Further important technical information about the Olbia gearwheel is available on the Italian larazzodeltempo.it website(ak). Pastore explained, “that those who made the Wheel of Olbia had very advanced knowledge, from mathematics to astronomy, so the manufacturer of the gear wheel of Olbia has anticipated the knowledge of almost 2000 years.” He concluded that the gearwheel indicates that there was “a slow decay of scientific thought that lasted over time until the modern era.”
Inevitably, the suggestion has been made that first century BC Greeks could not have created the Mechanism without alien assistance as the following quote shows; “While many experts try to offer explanations for how this device could have been conceived, designed and built, all their concepts fail the tests of logic. There is only one possible explanation. Beings with advanced knowledge of astronomical bodies, mathematics and precision engineering tools created the device or gave the knowledge for its creation to someone during the first century B.C. But the knowledge was not recorded or wasn’t passed down to anyone else.“(x) It is also humorously ‘suggested’ that the early Greeks had laptops!! (q)
For the technically minded, a clockmaker, known just as ‘Chris’, has an extensive website(y) where he has a number of videos illustrating how he has reconstructed copies of individual components of the Antikythera Mechanism.
In 2018, Charles River Editors have produced a fascinating volume  that offers a valuable history of the Mechanism and the various efforts to determine its origin and purpose.
A few days ago (17.11.18) it was announced that a missing piece of the Mechanism had been found near the site of the original finds(ac). However, Smithsonian Magazine swiftly adopted a more cautious approach(ad), claiming that it was probably not a piece of the Mechanism!

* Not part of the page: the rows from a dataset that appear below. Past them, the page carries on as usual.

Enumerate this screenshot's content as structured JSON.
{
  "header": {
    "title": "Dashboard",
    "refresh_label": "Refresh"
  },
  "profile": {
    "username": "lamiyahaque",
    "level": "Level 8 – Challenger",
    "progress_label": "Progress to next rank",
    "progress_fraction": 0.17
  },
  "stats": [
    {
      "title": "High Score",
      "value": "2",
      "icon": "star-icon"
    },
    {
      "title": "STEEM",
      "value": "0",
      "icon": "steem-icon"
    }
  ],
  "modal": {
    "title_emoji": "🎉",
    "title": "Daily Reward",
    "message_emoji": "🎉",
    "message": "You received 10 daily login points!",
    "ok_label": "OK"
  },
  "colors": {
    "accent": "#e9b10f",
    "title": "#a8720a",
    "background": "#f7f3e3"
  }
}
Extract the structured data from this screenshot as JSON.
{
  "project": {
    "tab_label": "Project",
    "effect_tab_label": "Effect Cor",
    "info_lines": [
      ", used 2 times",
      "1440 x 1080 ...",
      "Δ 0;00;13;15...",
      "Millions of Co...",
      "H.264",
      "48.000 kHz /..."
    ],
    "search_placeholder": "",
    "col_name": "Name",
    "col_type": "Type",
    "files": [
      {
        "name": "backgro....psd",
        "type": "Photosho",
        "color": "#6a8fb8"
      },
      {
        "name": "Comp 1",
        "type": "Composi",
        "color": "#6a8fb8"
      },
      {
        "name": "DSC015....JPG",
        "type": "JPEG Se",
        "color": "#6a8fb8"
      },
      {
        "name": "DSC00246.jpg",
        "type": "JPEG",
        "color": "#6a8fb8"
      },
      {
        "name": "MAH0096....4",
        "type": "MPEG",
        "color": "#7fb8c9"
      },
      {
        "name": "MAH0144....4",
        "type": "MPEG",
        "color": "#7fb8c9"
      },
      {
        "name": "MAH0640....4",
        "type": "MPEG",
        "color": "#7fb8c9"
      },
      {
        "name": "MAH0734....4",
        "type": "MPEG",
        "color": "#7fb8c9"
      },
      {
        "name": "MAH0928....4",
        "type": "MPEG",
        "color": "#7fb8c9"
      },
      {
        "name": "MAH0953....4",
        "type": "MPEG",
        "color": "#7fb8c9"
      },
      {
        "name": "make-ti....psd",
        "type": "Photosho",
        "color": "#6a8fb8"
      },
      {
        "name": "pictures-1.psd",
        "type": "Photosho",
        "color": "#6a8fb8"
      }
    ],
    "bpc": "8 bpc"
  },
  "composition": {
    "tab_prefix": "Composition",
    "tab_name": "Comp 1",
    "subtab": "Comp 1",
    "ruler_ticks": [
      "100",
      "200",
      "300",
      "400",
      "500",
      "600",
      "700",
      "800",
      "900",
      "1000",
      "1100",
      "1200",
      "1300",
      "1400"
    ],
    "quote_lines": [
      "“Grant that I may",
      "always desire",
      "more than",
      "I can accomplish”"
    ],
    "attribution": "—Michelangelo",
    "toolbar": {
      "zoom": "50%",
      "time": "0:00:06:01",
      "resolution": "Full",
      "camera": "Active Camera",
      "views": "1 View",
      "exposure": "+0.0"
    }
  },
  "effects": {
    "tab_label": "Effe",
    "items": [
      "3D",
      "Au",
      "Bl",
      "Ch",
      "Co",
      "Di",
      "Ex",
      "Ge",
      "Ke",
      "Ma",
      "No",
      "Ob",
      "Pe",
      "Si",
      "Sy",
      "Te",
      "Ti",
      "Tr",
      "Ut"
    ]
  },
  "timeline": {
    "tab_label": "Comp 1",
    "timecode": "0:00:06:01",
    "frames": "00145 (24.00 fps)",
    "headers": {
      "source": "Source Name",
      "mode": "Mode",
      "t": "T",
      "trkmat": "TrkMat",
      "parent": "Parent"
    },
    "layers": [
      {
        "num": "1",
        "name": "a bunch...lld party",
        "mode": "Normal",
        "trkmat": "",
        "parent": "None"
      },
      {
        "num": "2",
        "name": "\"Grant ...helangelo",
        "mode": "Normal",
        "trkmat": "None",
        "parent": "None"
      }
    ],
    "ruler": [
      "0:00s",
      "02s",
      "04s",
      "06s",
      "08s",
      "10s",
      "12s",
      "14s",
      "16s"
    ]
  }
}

Watch this space.
In March 2021, further investigation revealed that the Mechanism also included “a complex planetarium on the ancient device’s face”, “that matches all the data and culminates in an elegant display of the ancient Greek Cosmos”, “showing the motion of Mercury, Venus, Mars, Jupiter, and Saturn—each represented by a small gem—along with the path of the Sun, the phases of the Moon, and the positions of the Zodiac constellations.”(ah)
The January 2022 edition of Scientific American has an article by Tony Freeth, in which he reviews the discovery and the gradual realisation of the purpose of the Mechanism, concluding with the following paragraph – “with the Antikythera mechanism, we are clearly not at the end of our story. We believe our work is a significant advance, but there are still mysteries to be solved. The UCL Antikythera Research Team is not certain that our reconstruction is entirely correct because of the huge loss of evidence. It is very hard to match all of the surviving information. Regardless, we can now see more clearly than ever what a towering achievement this object represents.” (al)
In April 2022, an article in Live Science reported that “The mysterious Antikythera mechanism, thought by some to be the world’s first computer, was first ‘started up’ on Dec. 22, 178 B.C., archaeologists have now found.” (am)
Work continues at the underwater site as part of a five-year project, coordinated by the University of Geneva. “Since the ship was transporting the highest quality of luxury goods, there is a very real possibility of unimaginable finds, similar in importance to the Mechanism.”(an) In June 2022 the discovery of a marble head of Hercules was announced(ao).
(e) See: Archive 3800
(x) See: Archive 3352
(z) Historia Mathematica, August 2017.